[Page and application data records]
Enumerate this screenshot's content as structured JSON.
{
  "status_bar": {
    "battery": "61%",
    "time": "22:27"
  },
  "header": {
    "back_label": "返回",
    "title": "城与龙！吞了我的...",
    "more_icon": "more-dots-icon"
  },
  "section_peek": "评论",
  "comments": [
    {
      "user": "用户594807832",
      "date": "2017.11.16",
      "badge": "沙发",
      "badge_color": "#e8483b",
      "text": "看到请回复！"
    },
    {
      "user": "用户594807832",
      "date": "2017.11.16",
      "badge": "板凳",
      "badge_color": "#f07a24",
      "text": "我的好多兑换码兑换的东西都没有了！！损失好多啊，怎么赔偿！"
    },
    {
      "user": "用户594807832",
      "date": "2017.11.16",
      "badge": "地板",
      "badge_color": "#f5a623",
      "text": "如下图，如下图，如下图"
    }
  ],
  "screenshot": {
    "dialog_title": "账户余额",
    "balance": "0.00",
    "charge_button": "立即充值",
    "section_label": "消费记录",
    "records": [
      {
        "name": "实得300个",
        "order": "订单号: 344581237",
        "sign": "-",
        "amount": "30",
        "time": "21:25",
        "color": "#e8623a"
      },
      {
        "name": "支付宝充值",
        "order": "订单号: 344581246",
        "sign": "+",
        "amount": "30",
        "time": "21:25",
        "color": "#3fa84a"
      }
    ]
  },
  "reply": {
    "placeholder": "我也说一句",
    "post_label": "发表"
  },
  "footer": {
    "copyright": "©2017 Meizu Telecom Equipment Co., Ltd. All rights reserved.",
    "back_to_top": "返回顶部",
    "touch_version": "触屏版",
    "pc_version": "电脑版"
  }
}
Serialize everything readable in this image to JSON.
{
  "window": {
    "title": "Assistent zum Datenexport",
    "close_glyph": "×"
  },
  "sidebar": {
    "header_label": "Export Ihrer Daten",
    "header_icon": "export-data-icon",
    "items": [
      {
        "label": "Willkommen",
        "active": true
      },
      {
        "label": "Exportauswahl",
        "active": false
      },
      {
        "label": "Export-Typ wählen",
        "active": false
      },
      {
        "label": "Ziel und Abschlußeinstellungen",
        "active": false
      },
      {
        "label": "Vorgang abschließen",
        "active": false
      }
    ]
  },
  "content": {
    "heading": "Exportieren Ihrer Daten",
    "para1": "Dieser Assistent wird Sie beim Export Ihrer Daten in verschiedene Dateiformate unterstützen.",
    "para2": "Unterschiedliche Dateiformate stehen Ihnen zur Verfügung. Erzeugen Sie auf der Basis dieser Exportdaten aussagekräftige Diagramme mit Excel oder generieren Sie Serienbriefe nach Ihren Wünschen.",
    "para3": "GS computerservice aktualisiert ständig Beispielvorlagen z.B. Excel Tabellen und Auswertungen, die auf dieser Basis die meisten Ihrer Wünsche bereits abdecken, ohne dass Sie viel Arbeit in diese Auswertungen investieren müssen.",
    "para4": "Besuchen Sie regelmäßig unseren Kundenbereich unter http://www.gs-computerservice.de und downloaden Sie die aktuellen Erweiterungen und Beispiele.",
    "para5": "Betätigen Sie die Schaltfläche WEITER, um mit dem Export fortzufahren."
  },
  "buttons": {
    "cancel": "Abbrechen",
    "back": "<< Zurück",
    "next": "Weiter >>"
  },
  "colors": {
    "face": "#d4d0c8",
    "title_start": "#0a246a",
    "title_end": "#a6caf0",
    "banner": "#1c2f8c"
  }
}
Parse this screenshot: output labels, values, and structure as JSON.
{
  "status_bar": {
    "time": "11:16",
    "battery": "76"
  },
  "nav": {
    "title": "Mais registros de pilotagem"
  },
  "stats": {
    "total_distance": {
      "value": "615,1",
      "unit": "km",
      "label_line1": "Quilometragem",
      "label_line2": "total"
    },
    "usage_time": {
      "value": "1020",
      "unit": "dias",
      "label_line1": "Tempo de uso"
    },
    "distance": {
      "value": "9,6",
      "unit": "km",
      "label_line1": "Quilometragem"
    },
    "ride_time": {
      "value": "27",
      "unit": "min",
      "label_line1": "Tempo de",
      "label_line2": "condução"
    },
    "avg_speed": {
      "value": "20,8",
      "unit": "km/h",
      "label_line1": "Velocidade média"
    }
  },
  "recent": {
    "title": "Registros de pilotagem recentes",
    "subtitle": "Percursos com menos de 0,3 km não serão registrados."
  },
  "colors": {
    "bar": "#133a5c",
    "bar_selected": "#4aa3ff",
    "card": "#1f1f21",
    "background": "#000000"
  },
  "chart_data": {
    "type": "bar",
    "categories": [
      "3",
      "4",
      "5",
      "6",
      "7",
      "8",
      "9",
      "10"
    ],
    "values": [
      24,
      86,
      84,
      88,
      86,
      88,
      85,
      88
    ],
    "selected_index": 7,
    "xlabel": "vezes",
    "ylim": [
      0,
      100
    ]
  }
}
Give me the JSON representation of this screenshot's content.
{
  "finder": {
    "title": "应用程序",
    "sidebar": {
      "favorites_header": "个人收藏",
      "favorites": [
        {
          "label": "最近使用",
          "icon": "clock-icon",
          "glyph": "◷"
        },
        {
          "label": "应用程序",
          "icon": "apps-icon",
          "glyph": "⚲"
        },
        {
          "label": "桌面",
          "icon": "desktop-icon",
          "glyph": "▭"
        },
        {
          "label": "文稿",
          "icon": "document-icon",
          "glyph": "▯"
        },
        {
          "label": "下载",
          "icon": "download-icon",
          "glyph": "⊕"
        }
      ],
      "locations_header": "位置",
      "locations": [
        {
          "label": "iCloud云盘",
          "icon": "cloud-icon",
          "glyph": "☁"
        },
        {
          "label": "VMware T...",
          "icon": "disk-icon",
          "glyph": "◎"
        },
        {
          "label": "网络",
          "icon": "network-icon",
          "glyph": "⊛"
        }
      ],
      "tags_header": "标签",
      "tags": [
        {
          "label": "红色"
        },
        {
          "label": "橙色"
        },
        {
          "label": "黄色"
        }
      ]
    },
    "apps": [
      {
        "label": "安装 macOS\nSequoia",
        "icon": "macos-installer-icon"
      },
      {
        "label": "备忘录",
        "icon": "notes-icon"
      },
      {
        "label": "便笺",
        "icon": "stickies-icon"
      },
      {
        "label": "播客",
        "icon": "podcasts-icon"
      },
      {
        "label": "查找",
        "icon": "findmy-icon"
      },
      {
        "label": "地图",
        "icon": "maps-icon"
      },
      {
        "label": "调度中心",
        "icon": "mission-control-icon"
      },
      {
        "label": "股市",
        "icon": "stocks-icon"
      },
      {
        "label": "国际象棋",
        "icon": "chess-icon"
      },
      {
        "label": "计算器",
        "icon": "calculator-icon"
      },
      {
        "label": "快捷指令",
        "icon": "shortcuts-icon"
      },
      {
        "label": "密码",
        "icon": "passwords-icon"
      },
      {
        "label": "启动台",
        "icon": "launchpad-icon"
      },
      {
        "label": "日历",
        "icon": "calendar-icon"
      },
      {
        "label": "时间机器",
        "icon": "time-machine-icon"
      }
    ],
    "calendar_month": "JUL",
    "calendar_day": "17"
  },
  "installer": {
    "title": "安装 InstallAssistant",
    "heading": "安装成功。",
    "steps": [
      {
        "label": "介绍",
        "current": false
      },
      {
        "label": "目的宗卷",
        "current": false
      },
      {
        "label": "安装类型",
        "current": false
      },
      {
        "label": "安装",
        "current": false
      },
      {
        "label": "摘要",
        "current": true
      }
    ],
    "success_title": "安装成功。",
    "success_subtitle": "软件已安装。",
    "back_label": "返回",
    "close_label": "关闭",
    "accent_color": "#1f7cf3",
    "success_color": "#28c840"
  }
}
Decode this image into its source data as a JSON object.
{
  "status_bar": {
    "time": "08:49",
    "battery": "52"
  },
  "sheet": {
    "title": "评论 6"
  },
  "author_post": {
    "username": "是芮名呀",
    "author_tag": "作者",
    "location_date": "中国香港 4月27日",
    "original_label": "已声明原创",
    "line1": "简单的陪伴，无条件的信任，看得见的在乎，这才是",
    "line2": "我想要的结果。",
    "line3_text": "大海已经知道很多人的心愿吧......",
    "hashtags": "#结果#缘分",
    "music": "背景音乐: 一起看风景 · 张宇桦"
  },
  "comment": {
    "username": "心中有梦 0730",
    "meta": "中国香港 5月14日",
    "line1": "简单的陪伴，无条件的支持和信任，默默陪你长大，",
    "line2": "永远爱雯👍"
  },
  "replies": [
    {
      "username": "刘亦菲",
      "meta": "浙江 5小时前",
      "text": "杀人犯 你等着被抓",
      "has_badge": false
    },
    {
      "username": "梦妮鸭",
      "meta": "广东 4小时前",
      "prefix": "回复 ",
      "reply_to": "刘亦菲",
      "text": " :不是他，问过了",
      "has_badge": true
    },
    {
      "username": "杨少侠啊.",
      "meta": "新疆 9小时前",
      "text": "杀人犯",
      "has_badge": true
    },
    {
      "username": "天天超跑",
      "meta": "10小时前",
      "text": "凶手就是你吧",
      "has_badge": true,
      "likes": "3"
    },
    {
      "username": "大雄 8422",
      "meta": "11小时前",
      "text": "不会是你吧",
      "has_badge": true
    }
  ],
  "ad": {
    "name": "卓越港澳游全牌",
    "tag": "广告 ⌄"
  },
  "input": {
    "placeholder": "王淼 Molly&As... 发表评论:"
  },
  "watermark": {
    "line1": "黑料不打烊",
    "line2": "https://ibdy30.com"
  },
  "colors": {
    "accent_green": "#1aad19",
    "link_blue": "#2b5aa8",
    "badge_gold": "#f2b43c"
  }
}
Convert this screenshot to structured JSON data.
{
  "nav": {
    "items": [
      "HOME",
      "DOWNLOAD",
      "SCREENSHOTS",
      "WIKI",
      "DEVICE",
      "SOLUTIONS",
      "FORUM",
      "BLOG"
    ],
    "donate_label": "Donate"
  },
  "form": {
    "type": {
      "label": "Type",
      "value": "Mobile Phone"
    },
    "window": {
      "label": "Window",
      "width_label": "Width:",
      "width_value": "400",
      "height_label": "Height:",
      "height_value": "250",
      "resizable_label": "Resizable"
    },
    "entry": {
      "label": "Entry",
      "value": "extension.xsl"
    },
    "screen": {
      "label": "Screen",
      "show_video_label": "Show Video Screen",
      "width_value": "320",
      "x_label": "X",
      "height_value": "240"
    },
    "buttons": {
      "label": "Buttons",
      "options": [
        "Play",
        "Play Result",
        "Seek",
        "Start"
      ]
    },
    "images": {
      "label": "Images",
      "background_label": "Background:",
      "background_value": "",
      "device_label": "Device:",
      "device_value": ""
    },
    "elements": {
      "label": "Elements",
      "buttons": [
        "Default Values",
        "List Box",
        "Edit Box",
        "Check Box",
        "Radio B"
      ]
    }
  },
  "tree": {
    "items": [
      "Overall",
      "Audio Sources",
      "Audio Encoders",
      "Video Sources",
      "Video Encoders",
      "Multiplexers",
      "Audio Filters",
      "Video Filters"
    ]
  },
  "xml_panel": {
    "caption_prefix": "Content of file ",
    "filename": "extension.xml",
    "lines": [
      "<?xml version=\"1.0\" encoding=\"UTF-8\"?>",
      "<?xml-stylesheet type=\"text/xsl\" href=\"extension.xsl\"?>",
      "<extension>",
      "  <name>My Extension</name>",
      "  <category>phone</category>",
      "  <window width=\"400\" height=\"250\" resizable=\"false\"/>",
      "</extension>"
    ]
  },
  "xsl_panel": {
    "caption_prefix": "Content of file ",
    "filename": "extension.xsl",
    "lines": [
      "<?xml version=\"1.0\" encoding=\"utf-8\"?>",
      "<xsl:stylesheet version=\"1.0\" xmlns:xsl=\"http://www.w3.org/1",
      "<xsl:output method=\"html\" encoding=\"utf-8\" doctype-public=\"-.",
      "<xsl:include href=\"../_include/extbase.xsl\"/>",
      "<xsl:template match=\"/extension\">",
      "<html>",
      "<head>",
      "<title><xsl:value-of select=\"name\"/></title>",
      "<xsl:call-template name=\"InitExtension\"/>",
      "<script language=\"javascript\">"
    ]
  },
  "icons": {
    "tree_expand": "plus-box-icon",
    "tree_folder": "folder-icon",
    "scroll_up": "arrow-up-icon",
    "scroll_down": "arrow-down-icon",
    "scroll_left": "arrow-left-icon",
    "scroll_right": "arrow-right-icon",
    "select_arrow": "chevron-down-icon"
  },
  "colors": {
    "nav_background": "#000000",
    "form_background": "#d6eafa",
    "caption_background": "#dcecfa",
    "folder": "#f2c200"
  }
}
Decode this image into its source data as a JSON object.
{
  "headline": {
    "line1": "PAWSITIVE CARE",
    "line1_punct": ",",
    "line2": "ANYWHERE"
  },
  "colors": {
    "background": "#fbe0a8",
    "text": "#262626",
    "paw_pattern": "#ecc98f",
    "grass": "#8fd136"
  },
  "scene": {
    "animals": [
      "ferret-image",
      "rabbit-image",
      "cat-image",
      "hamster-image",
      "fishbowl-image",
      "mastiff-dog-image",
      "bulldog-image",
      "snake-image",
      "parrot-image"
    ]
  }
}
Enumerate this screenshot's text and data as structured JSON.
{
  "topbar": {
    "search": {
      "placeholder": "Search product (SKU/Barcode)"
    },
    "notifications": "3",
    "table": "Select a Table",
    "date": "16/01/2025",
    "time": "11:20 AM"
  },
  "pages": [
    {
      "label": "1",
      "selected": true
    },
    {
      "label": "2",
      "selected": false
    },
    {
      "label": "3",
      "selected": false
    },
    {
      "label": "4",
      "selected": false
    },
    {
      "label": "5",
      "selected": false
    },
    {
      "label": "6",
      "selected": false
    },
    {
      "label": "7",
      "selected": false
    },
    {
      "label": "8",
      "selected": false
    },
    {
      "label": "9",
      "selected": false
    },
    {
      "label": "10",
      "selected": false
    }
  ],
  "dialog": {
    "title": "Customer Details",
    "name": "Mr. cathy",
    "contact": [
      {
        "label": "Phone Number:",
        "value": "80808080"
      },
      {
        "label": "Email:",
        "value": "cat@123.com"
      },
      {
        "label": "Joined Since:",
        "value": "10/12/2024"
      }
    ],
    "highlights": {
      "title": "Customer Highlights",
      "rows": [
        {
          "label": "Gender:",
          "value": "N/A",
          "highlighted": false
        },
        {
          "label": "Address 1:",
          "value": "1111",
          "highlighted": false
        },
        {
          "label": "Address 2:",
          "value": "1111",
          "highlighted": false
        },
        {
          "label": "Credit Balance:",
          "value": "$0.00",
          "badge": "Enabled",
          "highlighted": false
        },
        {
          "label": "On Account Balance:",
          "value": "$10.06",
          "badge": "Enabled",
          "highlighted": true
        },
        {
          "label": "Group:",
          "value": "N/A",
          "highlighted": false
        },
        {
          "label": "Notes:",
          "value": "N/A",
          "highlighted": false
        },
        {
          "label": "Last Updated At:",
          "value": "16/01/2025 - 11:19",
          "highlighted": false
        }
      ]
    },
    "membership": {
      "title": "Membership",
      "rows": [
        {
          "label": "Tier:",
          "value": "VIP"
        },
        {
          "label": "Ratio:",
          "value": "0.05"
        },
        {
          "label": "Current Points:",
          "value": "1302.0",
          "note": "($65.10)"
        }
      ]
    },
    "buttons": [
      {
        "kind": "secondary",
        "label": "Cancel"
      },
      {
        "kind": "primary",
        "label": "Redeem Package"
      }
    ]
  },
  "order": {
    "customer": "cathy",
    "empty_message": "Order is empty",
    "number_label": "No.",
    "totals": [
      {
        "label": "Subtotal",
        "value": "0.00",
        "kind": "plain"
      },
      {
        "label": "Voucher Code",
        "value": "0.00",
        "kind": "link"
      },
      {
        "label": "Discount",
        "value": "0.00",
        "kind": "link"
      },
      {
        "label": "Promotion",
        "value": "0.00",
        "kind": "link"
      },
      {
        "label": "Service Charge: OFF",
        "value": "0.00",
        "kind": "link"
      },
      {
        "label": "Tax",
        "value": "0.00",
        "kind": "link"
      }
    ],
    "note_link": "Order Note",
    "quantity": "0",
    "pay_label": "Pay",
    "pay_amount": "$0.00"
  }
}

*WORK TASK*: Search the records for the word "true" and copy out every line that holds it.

*TASK OUTPUT*:
        "active": true
        "current": true
      "has_badge": true
      "has_badge": true
      "has_badge": true,
      "has_badge": true
      "selected": true
          "highlighted": true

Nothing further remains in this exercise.